• **DATA SECTION**:
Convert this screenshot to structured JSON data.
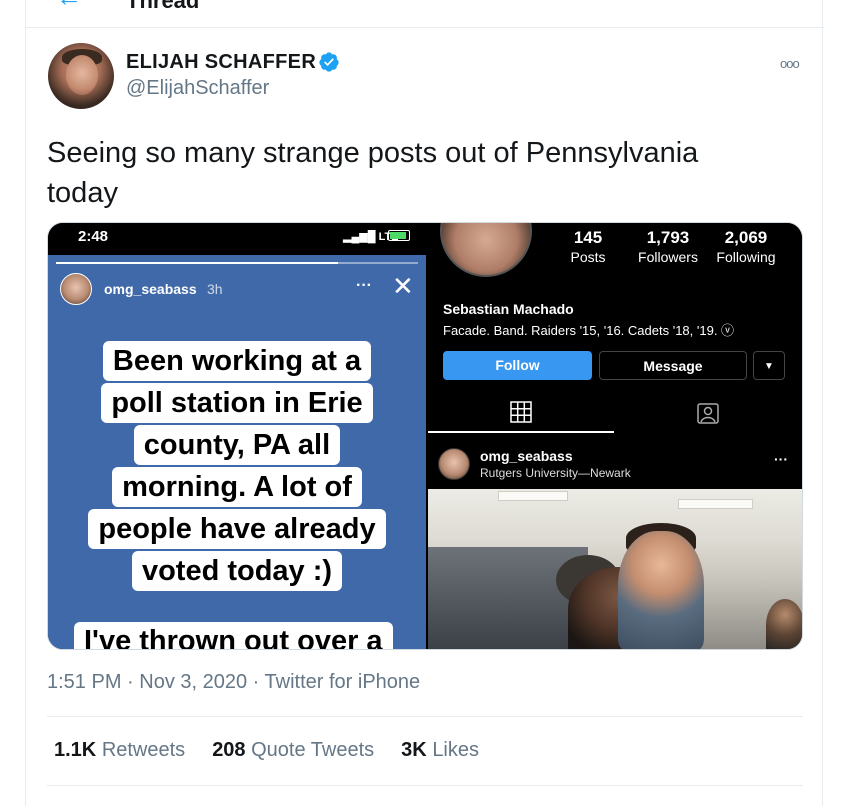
{
  "header": {
    "title": "Thread"
  },
  "author": {
    "display_name": "ELIJAH SCHAFFER",
    "handle": "@ElijahSchaffer",
    "verified": true,
    "verified_color": "#1da1f2"
  },
  "tweet": {
    "text_line1": "Seeing so many strange posts out of Pennsylvania",
    "text_line2": "today",
    "timestamp": "1:51 PM · Nov 3, 2020 · Twitter for iPhone"
  },
  "stats": {
    "retweets_count": "1.1K",
    "retweets_label": "Retweets",
    "quotes_count": "208",
    "quotes_label": "Quote Tweets",
    "likes_count": "3K",
    "likes_label": "Likes"
  },
  "media": {
    "story": {
      "status_time": "2:48",
      "network": "LTE",
      "progress": 0.78,
      "username": "omg_seabass",
      "age": "3h",
      "lines": [
        "Been working at a",
        "poll station in Erie",
        "county, PA all",
        "morning. A lot of",
        "people have already",
        "voted today :)"
      ],
      "cut_line": "I've thrown out over a"
    },
    "profile": {
      "posts_count": "145",
      "posts_label": "Posts",
      "followers_count": "1,793",
      "followers_label": "Followers",
      "following_count": "2,069",
      "following_label": "Following",
      "name": "Sebastian Machado",
      "bio": "Facade. Band. Raiders '15, '16. Cadets '18, '19. ⓥ",
      "follow_label": "Follow",
      "message_label": "Message"
    },
    "post": {
      "username": "omg_seabass",
      "location": "Rutgers University—Newark"
    }
  },
  "icons": [
    "back-arrow-icon",
    "verified-badge-icon",
    "more-options-icon",
    "signal-icon",
    "battery-icon",
    "close-icon",
    "grid-icon",
    "tagged-icon",
    "chevron-down-icon"
  ]
}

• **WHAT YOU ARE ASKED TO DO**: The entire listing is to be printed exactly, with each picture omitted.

• **ANSWER TO THE EXERCISE**:
Convert this screenshot to structured JSON data.
{
  "header": {
    "title": "Thread"
  },
  "author": {
    "display_name": "ELIJAH SCHAFFER",
    "handle": "@ElijahSchaffer",
    "verified": true,
    "verified_color": "#1da1f2"
  },
  "tweet": {
    "text_line1": "Seeing so many strange posts out of Pennsylvania",
    "text_line2": "today",
    "timestamp": "1:51 PM · Nov 3, 2020 · Twitter for iPhone"
  },
  "stats": {
    "retweets_count": "1.1K",
    "retweets_label": "Retweets",
    "quotes_count": "208",
    "quotes_label": "Quote Tweets",
    "likes_count": "3K",
    "likes_label": "Likes"
  },
  "media": {
    "story": {
      "status_time": "2:48",
      "network": "LTE",
      "progress": 0.78,
      "username": "omg_seabass",
      "age": "3h",
      "lines": [
        "Been working at a",
        "poll station in Erie",
        "county, PA all",
        "morning. A lot of",
        "people have already",
        "voted today :)"
      ],
      "cut_line": "I've thrown out over a"
    },
    "profile": {
      "posts_count": "145",
      "posts_label": "Posts",
      "followers_count": "1,793",
      "followers_label": "Followers",
      "following_count": "2,069",
      "following_label": "Following",
      "name": "Sebastian Machado",
      "bio": "Facade. Band. Raiders '15, '16. Cadets '18, '19. ⓥ",
      "follow_label": "Follow",
      "message_label": "Message"
    },
    "post": {
      "username": "omg_seabass",
      "location": "Rutgers University—Newark"
    }
  },
  "icons": [
    "back-arrow-icon",
    "verified-badge-icon",
    "more-options-icon",
    "signal-icon",
    "battery-icon",
    "close-icon",
    "grid-icon",
    "tagged-icon",
    "chevron-down-icon"
  ]
}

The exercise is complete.